For detailed advice, do not hesitate to contact the specialist who ensures your medical follow-up by means of email, fax, or telephone.

Please read the general information carefully.

Vaccination against SARS-CoV-2 is essential for the whole population, including patients with hidradenitis suppurativa/acne inversa. It is, however, up to the patient if he/she wants to get vaccinated, as it is the personal choice for any other individual.

There is insufficient evidence to understand how COVID-19 likely impacts hidradenitis suppurativa/acne inversa patients undergoing systemic treatment. Patients treated using tumor necrosis factor-alpha blockers, including adalimumab, infliximab, and etanercept, may be exposed to a slightly increased risk of developing upper respiratory tract infections, especially with infliximab.

As the currently available mRNA vaccines are not live vaccines, they should pose no risk to patients with hidradenitis suppurativa/acne inversa, nor to those undergoing immunosuppressive treatment.

Considering the immunosuppressants’ effects on vaccination efficacy, immunosuppression should be as low as possible at the time of vaccination.

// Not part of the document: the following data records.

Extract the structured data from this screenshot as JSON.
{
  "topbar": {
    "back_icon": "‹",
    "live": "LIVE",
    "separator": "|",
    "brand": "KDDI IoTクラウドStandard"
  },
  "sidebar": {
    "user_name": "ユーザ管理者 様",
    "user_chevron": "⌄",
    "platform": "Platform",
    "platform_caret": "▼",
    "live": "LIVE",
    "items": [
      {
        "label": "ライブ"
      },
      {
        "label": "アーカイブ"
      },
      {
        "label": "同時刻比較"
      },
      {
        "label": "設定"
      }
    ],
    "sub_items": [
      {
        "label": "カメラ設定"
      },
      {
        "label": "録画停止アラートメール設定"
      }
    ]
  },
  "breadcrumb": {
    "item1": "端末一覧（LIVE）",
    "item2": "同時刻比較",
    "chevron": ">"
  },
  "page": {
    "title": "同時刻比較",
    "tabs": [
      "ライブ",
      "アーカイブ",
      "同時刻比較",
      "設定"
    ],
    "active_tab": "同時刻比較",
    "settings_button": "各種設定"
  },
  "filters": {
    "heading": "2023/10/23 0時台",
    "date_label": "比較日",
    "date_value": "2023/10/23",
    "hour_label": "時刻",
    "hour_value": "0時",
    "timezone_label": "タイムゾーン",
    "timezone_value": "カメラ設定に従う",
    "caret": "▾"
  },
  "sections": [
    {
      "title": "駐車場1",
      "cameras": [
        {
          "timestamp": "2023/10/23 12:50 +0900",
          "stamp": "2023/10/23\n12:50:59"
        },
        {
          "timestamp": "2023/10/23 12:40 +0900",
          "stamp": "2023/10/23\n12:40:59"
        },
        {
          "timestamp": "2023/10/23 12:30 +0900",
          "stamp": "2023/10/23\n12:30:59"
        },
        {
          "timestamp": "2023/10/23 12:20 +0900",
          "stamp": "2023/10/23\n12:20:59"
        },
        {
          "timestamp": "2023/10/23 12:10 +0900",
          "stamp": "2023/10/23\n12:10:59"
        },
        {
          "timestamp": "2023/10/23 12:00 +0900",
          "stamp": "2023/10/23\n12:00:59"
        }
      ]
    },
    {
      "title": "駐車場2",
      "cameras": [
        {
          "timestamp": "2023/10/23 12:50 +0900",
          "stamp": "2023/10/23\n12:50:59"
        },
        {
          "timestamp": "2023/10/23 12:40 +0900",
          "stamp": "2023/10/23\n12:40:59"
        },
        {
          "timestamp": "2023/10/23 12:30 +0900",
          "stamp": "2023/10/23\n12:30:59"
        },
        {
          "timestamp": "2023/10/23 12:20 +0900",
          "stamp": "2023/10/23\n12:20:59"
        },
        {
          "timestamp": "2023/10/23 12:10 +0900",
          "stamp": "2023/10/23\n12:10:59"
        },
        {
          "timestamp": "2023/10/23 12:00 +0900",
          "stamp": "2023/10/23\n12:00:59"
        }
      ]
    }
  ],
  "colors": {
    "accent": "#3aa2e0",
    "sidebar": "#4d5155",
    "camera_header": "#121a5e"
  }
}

However, in an effort to potentially enhance the vaccination efficacy, the actual immunosuppressive therapy should not be stopped if it is deemed essential for a severely affected patient.

It is up to the patient if he/she wants to get vaccinated, as it is the free choice for any other individual.

For detailed advice, do not hesitate to contact the specialist who ensures your medical follow-up by means of email, fax, or telephone.